▸ Your goal: Scan the data below for lines containing the string "para" and give only how many there are.

● ● ● ● ● ● ●

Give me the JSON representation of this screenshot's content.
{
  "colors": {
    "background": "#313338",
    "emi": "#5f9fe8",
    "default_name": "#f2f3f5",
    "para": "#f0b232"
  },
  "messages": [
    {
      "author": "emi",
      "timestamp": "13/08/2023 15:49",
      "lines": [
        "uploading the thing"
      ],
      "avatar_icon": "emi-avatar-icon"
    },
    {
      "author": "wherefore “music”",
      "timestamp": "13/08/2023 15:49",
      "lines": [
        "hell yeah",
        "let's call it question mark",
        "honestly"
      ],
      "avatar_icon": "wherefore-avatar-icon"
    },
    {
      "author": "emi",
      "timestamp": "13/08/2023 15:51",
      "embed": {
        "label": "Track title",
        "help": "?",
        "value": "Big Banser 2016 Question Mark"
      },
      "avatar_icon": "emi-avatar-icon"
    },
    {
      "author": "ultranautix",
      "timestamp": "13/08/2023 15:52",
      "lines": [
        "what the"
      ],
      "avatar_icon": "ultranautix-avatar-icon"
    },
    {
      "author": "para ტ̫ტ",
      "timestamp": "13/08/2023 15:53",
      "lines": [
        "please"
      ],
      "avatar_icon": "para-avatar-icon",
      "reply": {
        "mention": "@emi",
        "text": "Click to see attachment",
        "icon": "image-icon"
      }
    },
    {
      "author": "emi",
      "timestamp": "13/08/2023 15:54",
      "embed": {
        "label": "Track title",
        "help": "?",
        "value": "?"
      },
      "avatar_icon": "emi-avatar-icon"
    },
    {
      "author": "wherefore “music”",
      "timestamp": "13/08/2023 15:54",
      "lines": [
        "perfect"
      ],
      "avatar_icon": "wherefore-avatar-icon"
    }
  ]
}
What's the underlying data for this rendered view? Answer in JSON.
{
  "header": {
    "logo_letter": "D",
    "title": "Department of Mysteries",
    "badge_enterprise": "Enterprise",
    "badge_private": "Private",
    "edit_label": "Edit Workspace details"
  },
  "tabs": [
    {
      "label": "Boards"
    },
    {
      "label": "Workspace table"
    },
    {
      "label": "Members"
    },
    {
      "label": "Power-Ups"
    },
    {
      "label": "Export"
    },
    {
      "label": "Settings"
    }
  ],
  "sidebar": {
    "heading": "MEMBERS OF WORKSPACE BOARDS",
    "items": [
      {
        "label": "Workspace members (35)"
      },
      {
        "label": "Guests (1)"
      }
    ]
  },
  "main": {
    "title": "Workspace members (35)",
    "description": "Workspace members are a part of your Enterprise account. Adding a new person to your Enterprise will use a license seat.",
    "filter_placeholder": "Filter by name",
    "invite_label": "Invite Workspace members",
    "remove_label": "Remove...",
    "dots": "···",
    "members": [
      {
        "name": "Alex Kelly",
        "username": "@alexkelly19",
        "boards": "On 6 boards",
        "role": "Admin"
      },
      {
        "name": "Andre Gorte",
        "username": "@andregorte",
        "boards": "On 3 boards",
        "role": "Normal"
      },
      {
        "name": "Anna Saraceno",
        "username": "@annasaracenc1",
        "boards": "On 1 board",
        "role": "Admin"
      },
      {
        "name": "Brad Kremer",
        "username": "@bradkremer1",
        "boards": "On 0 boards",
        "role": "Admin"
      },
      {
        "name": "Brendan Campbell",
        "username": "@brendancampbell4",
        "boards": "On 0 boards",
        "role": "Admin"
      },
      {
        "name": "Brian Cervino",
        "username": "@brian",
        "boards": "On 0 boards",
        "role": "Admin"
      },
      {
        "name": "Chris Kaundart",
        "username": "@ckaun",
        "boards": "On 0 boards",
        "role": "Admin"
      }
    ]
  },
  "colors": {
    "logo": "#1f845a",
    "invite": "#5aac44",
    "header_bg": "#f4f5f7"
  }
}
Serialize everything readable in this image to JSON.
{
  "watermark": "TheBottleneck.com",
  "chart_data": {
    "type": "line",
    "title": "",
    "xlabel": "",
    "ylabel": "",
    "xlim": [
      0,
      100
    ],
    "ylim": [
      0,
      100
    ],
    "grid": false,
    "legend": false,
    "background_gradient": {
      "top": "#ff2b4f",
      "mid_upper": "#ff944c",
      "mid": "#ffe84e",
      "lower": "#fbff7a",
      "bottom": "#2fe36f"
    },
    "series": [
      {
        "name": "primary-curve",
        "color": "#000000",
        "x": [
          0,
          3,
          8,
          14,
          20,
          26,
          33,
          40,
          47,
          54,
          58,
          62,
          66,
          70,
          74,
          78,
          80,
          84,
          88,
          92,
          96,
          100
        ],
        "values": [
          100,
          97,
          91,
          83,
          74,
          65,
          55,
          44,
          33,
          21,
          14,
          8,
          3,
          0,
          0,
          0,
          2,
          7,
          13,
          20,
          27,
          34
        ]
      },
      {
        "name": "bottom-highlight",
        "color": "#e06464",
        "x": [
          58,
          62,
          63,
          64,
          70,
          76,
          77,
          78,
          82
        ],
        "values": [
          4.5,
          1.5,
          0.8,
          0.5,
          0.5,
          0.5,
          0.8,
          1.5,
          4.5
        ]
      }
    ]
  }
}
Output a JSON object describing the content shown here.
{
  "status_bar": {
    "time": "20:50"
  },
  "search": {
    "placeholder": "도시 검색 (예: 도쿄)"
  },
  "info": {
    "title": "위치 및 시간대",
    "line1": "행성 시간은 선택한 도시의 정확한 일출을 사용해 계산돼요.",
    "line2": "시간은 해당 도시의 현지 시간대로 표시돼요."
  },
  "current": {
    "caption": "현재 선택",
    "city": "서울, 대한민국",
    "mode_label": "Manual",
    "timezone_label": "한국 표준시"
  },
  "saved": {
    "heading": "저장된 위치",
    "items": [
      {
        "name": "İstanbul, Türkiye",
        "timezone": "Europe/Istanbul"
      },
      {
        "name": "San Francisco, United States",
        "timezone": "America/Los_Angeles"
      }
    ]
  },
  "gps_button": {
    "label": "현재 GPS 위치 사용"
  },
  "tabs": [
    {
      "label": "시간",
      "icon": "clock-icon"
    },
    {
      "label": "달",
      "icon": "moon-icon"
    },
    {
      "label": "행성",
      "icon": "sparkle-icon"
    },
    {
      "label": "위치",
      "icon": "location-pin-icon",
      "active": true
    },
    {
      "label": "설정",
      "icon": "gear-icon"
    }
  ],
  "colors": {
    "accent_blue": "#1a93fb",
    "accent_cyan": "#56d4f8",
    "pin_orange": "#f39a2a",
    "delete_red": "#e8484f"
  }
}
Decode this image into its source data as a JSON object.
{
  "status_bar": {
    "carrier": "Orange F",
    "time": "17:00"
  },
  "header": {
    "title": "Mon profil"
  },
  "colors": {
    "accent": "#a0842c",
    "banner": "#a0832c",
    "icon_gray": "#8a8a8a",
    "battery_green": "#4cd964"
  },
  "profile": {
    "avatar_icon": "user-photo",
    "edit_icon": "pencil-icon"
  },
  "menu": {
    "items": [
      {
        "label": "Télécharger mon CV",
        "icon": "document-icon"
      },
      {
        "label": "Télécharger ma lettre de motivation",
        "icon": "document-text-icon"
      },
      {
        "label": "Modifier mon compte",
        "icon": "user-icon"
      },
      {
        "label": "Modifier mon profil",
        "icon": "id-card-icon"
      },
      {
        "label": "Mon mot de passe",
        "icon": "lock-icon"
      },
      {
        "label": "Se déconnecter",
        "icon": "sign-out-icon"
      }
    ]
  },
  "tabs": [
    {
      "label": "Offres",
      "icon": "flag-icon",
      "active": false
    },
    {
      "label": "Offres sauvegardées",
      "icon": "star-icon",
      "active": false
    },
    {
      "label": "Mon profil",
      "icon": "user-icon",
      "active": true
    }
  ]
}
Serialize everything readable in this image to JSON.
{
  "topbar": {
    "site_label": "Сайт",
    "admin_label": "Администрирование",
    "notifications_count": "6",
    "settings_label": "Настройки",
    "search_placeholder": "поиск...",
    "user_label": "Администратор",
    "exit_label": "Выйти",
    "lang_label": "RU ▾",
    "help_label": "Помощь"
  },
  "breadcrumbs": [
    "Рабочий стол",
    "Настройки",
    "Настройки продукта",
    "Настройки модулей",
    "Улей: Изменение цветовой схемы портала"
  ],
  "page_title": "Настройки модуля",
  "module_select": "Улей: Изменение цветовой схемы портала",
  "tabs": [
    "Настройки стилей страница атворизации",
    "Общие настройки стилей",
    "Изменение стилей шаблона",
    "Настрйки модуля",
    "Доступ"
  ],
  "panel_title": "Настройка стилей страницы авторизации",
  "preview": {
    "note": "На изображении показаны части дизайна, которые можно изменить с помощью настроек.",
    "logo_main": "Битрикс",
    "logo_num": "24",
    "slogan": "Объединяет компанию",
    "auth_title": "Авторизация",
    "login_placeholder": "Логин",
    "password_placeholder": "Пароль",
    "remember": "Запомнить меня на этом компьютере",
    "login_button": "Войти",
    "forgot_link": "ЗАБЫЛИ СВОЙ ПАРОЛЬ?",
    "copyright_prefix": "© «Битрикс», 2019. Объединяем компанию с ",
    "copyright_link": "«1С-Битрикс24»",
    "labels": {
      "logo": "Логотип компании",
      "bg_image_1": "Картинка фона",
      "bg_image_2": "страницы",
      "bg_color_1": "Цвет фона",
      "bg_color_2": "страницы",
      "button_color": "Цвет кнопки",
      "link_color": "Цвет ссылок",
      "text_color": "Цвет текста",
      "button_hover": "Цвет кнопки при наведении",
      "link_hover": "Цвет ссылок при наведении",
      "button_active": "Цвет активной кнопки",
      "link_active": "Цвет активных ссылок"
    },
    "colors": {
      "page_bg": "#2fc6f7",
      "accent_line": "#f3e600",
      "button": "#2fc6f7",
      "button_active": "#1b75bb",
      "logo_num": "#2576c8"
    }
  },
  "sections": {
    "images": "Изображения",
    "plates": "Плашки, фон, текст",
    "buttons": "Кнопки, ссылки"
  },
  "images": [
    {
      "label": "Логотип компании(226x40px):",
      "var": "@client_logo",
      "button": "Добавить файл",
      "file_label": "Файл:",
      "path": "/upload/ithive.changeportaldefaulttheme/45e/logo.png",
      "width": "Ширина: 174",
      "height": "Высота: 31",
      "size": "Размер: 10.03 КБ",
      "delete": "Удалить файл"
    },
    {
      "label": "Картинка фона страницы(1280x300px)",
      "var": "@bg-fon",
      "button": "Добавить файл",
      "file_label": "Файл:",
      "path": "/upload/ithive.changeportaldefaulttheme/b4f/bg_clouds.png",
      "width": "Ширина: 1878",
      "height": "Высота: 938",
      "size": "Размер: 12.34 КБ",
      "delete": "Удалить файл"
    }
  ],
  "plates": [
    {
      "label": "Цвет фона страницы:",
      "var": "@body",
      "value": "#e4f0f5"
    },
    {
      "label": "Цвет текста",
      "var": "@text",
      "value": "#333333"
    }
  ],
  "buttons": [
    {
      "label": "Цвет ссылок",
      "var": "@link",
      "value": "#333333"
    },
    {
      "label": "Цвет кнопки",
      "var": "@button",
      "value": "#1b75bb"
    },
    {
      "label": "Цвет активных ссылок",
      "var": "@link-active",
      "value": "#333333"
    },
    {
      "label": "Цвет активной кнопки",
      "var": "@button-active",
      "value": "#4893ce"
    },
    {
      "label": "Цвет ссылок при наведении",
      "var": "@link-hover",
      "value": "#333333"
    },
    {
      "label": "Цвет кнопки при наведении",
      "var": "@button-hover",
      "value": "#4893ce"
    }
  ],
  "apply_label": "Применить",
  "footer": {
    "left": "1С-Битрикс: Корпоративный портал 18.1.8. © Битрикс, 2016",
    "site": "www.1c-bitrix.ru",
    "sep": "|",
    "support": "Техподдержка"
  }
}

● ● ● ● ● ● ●

▸ Exercise answer: 3